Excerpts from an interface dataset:
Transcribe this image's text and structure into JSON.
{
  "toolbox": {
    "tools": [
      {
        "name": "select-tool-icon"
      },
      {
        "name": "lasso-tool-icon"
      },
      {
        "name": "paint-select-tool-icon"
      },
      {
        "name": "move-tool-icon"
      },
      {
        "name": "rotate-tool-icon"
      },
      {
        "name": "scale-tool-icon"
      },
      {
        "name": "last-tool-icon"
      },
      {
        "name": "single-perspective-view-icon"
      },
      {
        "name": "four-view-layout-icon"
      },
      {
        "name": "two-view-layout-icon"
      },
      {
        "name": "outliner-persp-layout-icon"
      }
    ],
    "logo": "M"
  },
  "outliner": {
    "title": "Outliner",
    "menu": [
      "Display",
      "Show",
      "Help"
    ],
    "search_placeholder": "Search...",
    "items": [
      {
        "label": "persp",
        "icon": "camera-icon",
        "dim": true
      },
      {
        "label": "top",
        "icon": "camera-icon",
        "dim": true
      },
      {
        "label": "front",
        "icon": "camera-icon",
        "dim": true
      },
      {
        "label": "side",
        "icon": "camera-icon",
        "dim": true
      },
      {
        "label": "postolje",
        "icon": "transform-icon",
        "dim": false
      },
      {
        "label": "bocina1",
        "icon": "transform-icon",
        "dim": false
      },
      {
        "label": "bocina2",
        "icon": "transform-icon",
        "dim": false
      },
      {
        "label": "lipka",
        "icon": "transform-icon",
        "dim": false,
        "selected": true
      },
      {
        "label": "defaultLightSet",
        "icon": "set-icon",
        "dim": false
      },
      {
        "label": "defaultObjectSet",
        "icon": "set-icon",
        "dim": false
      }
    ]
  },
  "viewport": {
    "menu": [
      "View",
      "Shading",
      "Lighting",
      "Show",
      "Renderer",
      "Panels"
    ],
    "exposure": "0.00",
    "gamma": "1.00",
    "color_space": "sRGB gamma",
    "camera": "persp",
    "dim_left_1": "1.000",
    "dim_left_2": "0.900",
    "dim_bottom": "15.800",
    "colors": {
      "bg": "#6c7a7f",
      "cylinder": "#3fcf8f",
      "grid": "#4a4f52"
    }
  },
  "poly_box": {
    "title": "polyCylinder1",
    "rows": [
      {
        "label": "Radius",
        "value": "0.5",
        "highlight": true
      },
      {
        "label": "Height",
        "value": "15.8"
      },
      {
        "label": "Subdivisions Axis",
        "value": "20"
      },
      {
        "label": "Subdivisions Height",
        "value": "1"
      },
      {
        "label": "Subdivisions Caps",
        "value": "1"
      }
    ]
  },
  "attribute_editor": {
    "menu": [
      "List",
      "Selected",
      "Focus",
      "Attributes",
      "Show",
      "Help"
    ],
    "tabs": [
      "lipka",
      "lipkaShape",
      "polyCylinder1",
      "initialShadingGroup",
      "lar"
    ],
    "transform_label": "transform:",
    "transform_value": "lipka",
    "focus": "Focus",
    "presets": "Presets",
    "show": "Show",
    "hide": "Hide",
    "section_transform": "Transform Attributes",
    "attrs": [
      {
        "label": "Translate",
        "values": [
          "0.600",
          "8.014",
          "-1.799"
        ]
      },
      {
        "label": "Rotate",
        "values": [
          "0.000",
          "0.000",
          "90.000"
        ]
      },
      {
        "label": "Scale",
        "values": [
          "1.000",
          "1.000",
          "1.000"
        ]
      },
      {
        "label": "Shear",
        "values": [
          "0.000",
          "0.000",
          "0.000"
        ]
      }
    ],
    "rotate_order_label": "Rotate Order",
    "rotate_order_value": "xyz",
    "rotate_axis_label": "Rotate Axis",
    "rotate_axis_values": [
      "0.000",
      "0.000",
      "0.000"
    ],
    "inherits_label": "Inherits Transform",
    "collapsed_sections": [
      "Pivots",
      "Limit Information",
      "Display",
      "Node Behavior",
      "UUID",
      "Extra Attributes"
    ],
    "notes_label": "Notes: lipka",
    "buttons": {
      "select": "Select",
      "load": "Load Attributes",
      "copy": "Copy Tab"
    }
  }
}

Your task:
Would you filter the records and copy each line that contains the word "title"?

Written solution:
    "title": "Outliner",
    "title": "polyCylinder1",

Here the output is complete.